In 1972, when the Wisconsin legislature was considering whether to modify how chiropractors were regulated in Wisconsin, a 3-person committee was appointed to investigate and make recommendations. The trio reviewed pertinent literature; met with representatives of chiropractic and medical organizations; visited Palmer College of Chiropractic in Davenport, Iowa; and conducted surveys of chiropractors, osteopaths, and medical doctors.
The Palmer College visit was especially revealing. The report noted:
- The faculty-student ratio was too low for effective teaching.
- Teaching in the basic sciences was done by persons who themselves lacked adequate training. Among 27 listed as full faculty members, none had Ph.D. degrees and only two had masters degrees.
- Library facilities were inadequate. There were no journals of the basic sciences. The only bound periodicals were Scientific American and Newsweek. Circulation records indicated that withdrawals for student use were “almost nonexistent.”
- Lecture presentations appeared to be “programmed . . . with an emphasis on rote learning,” There was no evidence that students were required or encouraged to do independent research, and the school had no research projects underway.

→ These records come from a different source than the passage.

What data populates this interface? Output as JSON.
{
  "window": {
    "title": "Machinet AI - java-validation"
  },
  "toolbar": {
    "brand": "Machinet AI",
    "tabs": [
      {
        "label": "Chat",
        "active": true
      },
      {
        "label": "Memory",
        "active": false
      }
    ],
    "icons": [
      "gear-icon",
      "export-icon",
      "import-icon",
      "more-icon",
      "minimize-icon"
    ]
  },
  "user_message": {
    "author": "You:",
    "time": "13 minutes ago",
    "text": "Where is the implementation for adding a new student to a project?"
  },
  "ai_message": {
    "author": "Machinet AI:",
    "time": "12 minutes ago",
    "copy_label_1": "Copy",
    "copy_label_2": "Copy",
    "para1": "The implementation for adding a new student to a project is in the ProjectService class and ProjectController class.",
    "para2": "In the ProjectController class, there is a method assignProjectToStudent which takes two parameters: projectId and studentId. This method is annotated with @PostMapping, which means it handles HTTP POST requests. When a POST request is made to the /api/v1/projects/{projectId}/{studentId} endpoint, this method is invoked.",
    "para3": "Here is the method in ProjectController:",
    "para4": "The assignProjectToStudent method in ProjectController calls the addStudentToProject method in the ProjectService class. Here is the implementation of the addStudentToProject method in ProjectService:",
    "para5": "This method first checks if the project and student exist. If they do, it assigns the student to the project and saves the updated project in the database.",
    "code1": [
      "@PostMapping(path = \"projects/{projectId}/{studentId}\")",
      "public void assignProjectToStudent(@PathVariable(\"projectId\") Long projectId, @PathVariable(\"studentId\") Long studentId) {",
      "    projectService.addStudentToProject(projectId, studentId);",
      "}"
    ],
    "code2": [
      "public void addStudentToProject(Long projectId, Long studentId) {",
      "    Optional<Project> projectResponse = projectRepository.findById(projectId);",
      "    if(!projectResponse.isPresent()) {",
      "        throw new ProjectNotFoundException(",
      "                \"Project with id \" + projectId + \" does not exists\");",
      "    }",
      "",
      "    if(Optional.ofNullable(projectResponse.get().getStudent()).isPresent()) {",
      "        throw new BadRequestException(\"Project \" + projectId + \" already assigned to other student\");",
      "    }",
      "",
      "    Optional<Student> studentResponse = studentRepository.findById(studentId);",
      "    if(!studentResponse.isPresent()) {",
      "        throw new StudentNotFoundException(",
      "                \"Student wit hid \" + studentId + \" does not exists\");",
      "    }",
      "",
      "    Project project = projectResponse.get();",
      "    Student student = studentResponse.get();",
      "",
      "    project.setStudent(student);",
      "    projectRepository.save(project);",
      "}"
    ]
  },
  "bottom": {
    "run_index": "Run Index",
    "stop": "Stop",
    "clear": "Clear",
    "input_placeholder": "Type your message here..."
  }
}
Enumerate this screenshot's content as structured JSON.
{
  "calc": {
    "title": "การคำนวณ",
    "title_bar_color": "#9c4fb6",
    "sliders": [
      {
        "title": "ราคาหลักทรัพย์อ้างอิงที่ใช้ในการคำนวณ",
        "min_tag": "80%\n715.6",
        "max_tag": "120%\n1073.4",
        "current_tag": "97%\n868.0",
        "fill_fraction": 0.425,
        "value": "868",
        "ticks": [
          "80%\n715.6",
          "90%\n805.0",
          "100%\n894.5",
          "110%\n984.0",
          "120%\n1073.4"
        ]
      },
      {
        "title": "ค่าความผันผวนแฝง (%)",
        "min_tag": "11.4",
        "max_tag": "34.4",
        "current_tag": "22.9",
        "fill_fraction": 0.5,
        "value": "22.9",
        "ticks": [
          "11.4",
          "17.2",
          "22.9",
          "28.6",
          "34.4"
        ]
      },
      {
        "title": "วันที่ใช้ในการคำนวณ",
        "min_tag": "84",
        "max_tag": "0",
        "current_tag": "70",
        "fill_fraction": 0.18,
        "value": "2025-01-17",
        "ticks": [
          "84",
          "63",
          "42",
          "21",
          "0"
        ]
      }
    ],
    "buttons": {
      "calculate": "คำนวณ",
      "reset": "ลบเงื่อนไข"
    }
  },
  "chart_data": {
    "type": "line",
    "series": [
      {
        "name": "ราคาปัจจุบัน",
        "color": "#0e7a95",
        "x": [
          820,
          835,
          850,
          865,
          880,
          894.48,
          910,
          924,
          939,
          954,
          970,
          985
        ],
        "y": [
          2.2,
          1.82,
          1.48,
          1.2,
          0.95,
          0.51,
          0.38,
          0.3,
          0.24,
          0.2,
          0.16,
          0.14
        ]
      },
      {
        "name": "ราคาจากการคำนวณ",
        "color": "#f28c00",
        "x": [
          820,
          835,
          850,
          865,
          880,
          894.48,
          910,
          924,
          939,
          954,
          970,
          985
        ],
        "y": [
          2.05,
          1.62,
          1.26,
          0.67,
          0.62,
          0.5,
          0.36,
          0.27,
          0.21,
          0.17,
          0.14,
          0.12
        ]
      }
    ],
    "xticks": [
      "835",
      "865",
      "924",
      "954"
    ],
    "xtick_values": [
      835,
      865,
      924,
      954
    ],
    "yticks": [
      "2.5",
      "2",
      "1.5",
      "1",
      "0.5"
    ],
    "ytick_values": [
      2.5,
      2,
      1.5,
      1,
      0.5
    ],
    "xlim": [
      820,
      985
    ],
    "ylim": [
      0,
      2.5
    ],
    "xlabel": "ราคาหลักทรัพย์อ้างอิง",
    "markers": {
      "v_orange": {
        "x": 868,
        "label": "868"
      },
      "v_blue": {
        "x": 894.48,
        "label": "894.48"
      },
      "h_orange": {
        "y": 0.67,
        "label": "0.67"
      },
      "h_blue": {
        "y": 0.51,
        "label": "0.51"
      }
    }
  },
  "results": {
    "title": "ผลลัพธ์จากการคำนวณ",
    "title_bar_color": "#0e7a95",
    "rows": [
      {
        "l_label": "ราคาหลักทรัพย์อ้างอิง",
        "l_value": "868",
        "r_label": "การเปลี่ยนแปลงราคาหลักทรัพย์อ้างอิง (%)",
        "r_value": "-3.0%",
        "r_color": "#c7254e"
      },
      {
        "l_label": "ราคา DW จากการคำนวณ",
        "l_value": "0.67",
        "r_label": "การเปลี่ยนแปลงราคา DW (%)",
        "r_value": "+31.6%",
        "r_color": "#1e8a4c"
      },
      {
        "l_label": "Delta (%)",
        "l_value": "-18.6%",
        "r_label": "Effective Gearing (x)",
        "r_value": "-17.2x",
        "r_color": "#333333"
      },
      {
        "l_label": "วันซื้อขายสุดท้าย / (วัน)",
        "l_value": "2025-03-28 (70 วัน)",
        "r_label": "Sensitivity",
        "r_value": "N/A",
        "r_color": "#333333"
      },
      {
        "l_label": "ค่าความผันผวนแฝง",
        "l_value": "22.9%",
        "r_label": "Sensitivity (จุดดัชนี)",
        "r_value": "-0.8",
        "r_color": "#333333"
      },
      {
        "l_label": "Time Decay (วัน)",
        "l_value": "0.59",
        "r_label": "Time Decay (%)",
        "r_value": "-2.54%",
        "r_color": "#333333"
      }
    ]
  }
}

- The student body apparently did not find the curriculum demanding. Many held full-time jobs.
- High school graduation was sufficient for admission. No college work was required.
- Overall, the educational deficiencies were “too pervasive to permit an adequate educational experience.”
The Study Committee was composed of Gilda B. Shellow (Chairman), a Milwaukee attorney; William L. Blockstein, Ph.D., of Madison, professor of pharmacy at the University of Wisconsin; and Robert B. Durkin of Milwaukee, vice-president of the Milwaukee County Labor Council, AFL-CIO, and a board member of the Wisconsin State Labor Council, AFL-CIO. Their report concluded:
It is the responsibility of concerned and informed leaders in both government and science to protect less sophisticated citizens against ineffective or dangerous health practices. At the point in history when the right of all members of society to quality medical care has finally been recognized, when medicine is beginning to scrutinize itself tor optimum quality of care through both peer and lay review, it is anachronistic to permit an academically unrecognized, scientifically unproven and medically uncontrolled method of health care to infringe on that right and impair that optimum quality of care.
The report recommended that Governor’s Task Force (a) oppose any legislation that would require coverage of chiropractic in insurance programs and (b) urge Wisconsin’s government to “implement programs to educate citizens regarding the nature of chiropractic theory, its lack of scientific validity, and the potential hazards connected with its use.”